Born in Germany, he along with other Jewish-Germans such as Wilhelm Reich and Herbert Marcuse, emigrated to the United States after NSDAP had seized power in Germany. Perhaps the best known books of Adorno are The Authoritarian Personality, Dialectic of Enlightenment and Negative Dialectics.
Adorno made many contributions to critical theory, notably his view that reason had become entangled with domination and suffering. Adorno coined the tern ‘identity thinking’ to describe the process of categorical thought in modern society, by which everything becomes an example of an abstract, and thus nothing individual in its actual specific uniqueness is allowed to exist.
An influential 1950 book with Adorno as co-author was the The Authoritarian Personality. Influenced by pseudoscientific psychoanalysis and the politically correct view on the Holocaust, the book included a description of an alleged personality trait measured by an "F-scale"' (F for fascist) and an associated problematic personality type, supposedly the result of childhood experiences. Even Wikipedia admits that the book has been "strongly criticized for bias and methodology".
- The Frankfurt School of Social Research and the Pathologization of Gentile Group Allegiances - From The Culture of Critique by Kevin MacDonald

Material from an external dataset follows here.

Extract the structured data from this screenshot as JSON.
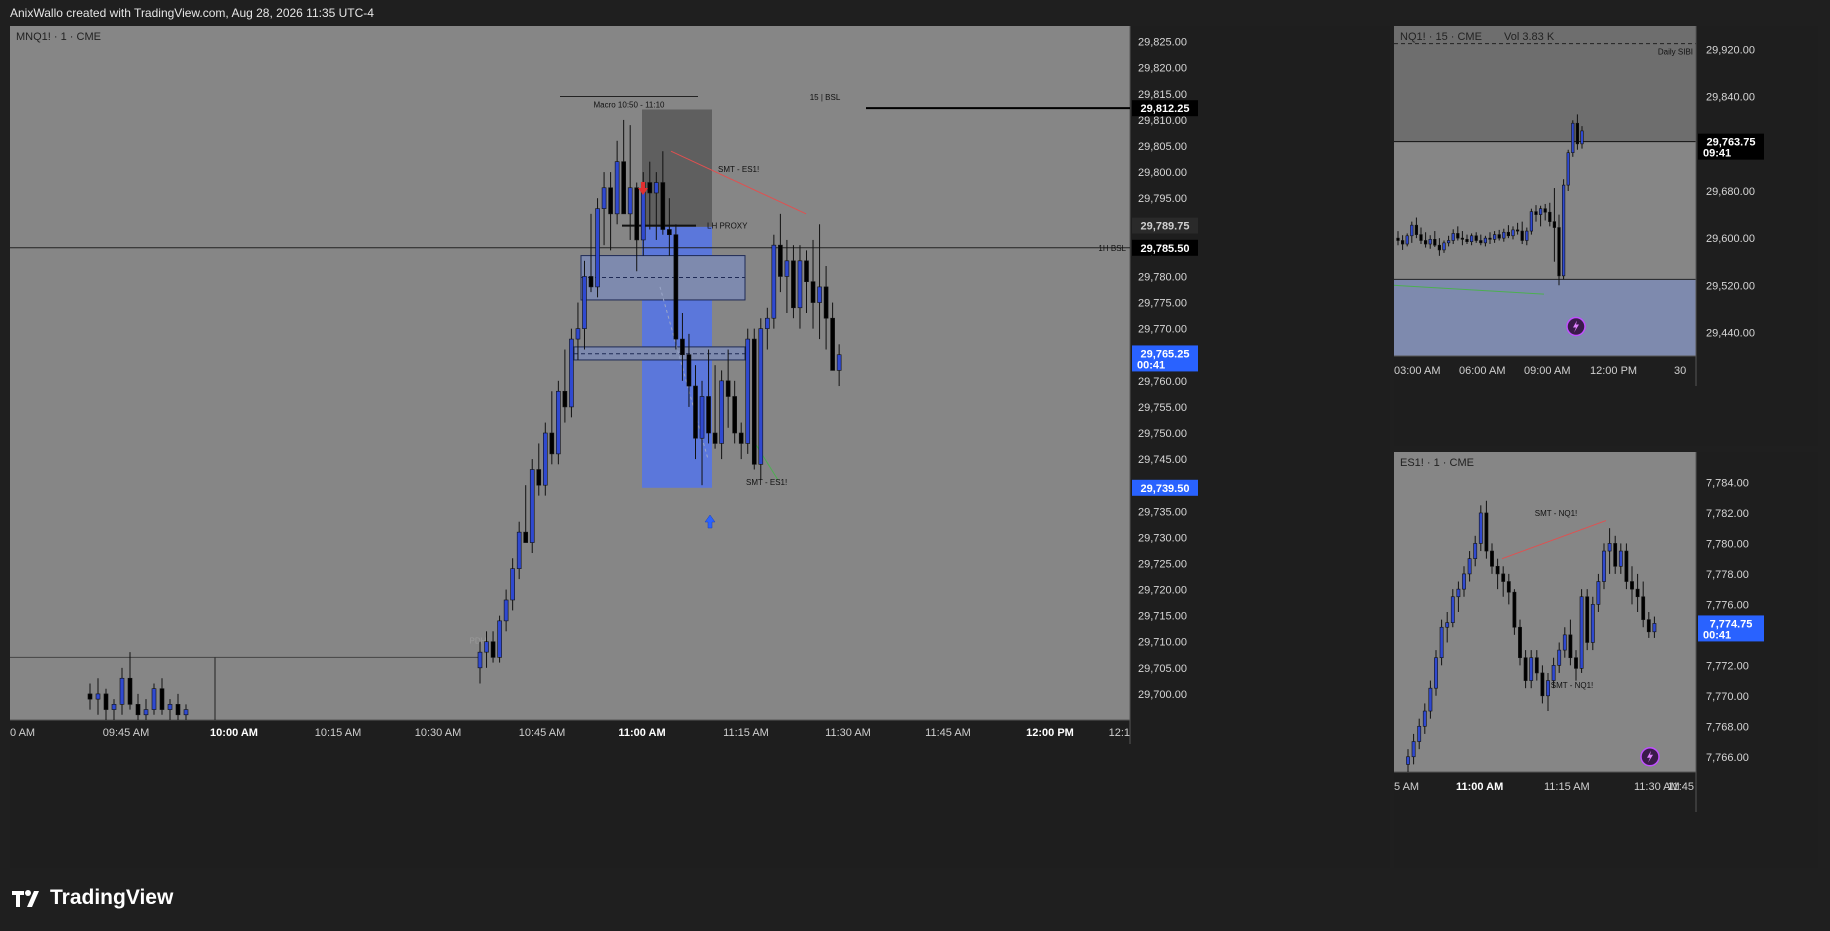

- Adorno as Critic: Celebrating the Socially Destructive Force of Music
- “Modify the standards of the in-group”: On Jews and Mass Communications